Assigned task: Take each line of the entries below that contains "span" and copy it.

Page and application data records

□ □ □ □

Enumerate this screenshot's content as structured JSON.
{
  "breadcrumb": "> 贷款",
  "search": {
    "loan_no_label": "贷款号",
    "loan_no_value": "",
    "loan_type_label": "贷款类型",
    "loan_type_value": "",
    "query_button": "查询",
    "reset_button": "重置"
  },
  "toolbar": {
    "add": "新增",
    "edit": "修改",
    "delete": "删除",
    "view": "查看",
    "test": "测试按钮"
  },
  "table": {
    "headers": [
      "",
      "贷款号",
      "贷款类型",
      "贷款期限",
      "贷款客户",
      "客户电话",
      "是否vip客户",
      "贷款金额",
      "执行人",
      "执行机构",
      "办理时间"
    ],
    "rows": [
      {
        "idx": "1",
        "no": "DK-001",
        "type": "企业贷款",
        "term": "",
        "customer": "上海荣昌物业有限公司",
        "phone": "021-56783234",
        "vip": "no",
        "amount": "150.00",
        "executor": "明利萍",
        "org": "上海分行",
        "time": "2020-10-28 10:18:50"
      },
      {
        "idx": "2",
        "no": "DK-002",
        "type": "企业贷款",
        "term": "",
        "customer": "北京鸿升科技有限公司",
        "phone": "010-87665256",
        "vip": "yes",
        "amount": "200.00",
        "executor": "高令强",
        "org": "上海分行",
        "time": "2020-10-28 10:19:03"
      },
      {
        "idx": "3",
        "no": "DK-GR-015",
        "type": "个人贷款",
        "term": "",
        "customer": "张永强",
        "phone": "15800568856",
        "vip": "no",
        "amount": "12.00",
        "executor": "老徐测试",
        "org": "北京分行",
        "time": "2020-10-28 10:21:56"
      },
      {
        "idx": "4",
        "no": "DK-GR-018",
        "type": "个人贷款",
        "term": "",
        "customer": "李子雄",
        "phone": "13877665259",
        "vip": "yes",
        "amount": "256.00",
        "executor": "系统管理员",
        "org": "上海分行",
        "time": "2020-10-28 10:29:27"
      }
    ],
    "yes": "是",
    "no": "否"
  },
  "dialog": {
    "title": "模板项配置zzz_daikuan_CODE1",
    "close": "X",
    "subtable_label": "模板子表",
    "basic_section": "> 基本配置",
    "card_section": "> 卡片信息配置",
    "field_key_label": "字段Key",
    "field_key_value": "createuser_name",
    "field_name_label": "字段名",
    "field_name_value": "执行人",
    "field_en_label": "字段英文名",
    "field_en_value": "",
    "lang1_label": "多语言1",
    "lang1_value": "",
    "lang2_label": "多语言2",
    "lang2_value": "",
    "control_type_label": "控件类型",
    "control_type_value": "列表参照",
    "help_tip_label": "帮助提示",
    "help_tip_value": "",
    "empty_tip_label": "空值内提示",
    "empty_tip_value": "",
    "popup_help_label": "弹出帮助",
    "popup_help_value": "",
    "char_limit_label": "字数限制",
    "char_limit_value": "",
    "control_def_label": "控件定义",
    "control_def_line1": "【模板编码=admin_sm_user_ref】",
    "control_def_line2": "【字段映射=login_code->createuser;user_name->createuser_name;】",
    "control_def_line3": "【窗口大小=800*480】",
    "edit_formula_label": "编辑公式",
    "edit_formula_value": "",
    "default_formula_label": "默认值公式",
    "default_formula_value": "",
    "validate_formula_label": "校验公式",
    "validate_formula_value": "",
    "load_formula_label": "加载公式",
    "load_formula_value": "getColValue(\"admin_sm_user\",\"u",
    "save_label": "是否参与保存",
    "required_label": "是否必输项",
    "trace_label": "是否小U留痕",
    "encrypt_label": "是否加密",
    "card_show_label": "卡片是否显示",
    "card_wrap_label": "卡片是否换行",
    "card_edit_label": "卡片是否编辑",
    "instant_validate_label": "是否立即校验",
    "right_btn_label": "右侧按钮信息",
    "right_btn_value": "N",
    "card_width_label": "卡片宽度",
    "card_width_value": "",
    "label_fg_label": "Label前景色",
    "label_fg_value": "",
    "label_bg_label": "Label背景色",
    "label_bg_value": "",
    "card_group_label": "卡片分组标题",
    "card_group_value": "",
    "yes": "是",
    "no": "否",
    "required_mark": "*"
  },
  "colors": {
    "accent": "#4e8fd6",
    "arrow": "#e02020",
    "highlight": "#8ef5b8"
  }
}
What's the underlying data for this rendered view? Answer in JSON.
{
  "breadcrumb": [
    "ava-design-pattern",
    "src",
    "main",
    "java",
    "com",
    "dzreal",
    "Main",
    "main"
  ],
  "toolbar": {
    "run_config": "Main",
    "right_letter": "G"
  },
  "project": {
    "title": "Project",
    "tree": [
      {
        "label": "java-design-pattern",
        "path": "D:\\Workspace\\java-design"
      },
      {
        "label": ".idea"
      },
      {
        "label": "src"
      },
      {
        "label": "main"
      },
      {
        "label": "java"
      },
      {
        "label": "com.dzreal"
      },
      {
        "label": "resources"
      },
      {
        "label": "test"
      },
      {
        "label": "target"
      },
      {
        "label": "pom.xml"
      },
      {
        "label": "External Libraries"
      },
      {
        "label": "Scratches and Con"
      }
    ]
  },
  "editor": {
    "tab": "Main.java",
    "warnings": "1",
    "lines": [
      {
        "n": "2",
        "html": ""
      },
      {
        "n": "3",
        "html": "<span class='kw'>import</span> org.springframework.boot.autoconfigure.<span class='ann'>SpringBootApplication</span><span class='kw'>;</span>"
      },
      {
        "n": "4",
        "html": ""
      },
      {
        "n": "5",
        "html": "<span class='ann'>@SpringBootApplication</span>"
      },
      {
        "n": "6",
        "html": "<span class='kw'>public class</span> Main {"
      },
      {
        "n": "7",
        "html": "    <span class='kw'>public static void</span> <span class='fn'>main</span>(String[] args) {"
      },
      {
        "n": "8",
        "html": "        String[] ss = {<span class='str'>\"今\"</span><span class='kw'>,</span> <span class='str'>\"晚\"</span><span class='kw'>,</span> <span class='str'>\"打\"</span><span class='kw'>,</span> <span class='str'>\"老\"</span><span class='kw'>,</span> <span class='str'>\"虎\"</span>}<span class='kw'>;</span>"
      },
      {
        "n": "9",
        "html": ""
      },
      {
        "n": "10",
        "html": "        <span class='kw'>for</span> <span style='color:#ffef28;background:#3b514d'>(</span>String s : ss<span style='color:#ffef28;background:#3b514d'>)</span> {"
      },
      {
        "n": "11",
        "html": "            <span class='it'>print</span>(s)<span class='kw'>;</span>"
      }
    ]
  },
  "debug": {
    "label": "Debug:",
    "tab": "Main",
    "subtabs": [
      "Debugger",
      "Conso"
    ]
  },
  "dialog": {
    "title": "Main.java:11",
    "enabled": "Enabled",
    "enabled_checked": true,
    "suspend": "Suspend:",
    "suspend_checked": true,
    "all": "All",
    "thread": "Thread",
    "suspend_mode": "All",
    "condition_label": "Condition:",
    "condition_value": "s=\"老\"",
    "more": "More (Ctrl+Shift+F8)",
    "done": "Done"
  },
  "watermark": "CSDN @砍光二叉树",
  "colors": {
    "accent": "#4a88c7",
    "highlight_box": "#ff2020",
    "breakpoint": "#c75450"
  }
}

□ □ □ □

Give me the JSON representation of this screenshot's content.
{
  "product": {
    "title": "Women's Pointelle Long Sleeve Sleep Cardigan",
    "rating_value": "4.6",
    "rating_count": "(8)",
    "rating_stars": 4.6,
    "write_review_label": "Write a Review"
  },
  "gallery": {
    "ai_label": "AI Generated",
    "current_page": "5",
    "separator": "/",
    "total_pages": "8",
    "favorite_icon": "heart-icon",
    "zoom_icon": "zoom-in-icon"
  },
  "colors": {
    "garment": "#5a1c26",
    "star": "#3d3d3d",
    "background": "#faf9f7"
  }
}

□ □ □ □

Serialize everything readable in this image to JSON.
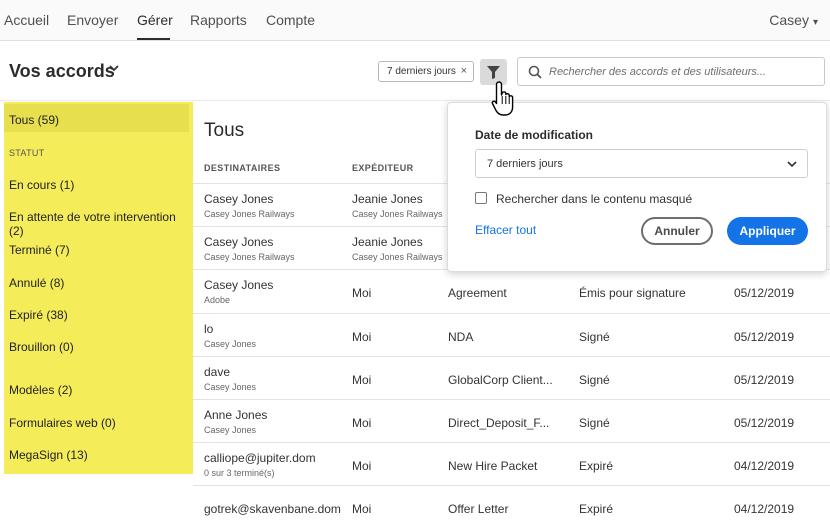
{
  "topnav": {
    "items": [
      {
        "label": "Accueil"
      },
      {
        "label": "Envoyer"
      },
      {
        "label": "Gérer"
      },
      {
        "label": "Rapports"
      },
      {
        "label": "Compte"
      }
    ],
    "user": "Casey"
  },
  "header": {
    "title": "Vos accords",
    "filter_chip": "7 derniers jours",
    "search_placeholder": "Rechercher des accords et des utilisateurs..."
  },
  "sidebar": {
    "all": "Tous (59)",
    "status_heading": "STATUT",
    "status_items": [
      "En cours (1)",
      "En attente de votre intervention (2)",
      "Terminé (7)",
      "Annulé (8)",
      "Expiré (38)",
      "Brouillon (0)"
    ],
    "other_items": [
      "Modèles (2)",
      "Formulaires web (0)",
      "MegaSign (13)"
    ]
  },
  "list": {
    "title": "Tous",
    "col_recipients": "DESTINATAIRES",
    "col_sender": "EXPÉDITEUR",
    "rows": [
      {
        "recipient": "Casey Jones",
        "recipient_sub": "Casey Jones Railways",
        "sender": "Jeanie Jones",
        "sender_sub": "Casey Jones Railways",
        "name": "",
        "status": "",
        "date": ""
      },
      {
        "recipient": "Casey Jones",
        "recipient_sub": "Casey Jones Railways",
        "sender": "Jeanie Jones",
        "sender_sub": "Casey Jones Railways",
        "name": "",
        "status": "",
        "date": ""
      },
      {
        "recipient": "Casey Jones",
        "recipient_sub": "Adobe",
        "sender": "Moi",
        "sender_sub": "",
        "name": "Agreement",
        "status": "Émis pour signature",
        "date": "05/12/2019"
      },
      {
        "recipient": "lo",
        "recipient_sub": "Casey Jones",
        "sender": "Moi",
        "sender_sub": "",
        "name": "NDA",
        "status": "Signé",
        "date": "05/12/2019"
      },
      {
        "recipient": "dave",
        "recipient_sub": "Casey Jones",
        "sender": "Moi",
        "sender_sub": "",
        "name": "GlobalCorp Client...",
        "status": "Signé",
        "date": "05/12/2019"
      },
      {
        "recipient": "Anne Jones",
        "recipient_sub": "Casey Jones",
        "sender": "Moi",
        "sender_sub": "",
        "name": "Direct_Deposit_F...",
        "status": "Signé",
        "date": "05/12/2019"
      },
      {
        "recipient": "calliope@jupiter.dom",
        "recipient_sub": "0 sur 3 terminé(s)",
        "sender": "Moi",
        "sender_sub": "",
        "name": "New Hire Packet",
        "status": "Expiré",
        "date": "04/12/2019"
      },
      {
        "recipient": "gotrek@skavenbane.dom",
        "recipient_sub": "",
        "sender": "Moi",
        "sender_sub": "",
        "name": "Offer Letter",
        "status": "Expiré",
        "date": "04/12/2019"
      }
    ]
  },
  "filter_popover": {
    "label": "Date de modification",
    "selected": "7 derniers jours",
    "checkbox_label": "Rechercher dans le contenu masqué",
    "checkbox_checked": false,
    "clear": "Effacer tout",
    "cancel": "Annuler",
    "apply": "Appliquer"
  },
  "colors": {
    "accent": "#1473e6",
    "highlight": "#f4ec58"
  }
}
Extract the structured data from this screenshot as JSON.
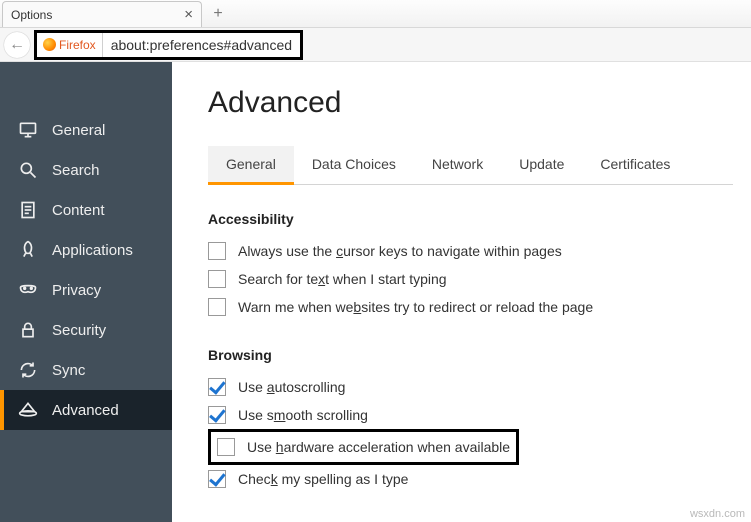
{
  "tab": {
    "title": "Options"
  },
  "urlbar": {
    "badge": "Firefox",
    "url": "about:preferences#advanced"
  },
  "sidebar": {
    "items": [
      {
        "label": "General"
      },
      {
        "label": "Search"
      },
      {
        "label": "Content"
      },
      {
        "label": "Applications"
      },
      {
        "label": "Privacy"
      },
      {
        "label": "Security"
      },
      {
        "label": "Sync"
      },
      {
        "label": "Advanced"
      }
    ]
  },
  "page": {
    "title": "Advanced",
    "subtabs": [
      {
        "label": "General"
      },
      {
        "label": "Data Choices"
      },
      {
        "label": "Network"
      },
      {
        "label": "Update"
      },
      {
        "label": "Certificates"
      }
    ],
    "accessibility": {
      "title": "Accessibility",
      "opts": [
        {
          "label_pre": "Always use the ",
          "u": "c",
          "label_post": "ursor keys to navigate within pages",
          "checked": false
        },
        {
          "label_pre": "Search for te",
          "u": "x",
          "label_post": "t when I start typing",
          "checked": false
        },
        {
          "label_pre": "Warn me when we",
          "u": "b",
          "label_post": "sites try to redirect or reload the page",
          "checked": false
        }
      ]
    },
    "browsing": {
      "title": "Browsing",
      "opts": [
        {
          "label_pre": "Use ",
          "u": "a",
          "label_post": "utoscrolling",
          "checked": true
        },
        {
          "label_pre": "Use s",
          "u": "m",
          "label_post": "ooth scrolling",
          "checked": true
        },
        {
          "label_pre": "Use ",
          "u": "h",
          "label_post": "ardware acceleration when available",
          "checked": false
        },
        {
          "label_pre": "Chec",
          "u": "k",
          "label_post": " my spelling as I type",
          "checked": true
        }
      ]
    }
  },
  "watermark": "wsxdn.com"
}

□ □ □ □

Task answer:
        "html": "<span class='kw'>import</span> org.springframework.boot.autoconfigure.<span class='ann'>SpringBootApplication</span><span class='kw'>;</span>"
        "html": "<span class='ann'>@SpringBootApplication</span>"
        "html": "<span class='kw'>public class</span> Main {"
        "html": "    <span class='kw'>public static void</span> <span class='fn'>main</span>(String[] args) {"
        "html": "        String[] ss = {<span class='str'>\"今\"</span><span class='kw'>,</span> <span class='str'>\"晚\"</span><span class='kw'>,</span> <span class='str'>\"打\"</span><span class='kw'>,</span> <span class='str'>\"老\"</span><span class='kw'>,</span> <span class='str'>\"虎\"</span>}<span class='kw'>;</span>"
        "html": "        <span class='kw'>for</span> <span style='color:#ffef28;background:#3b514d'>(</span>String s : ss<span style='color:#ffef28;background:#3b514d'>)</span> {"
        "html": "            <span class='it'>print</span>(s)<span class='kw'>;</span>"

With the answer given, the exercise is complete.